Most of us recognize that the Americans who served in the military over the last ten years gave up their safety and comfort to fight for beliefs and values that most of us hold dear. But it’s not just that — many of these veterans gave up their peace of mind for a long, long time to come.
The fact is that over 11 million American veterans of service suffer from PTSD. And anybody who’s ever had anything to do with the military knows that the man or woman who steps forward to seek help and be counted is a rare bird; the pressure is huge to “man up” and deal with it alone. Plus, VA centers are overburdened and it can sometimes take months to get an appointment for the right kind of care. When lumped all together, what that means is the true numbers of returned veterans who suffer remains untold.

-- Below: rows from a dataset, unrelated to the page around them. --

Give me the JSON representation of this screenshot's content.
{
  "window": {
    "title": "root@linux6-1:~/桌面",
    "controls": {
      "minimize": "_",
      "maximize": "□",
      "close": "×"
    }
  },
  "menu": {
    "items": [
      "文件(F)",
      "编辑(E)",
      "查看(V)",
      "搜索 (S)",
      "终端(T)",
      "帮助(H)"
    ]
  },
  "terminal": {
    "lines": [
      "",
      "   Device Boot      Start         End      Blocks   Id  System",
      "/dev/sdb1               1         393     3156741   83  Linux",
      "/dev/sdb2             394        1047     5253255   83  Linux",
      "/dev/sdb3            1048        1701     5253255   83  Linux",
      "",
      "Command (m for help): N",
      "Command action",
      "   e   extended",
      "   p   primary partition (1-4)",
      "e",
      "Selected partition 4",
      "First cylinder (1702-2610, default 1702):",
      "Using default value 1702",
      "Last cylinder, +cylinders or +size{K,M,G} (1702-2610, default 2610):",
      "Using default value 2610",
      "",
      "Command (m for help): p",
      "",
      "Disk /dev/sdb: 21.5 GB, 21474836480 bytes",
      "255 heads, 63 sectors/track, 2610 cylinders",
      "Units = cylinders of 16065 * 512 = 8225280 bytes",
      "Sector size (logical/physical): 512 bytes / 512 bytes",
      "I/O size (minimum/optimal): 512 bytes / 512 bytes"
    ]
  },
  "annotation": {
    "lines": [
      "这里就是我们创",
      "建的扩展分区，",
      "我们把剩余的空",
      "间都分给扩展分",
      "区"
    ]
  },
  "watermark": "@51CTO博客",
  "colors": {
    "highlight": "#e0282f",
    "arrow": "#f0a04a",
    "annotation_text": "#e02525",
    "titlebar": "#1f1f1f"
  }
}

It shouldn’t surprise us to learn that so many of our soldiers came home with nighttime terrors, difficulty adjusting to family life again, and a dependence on drugs or alcohol — just think about what they saw over there. But what can we do about it? Let’s support vets and their families. Make donations to veterans’ organizations that work hard on the home front. Ask your politicians to make caring for veterans a priority. De-stigmatize getting psychological help. And honor our veterans by standing solemnly and reverently as the Veterans Day parade goes by, this November 11.■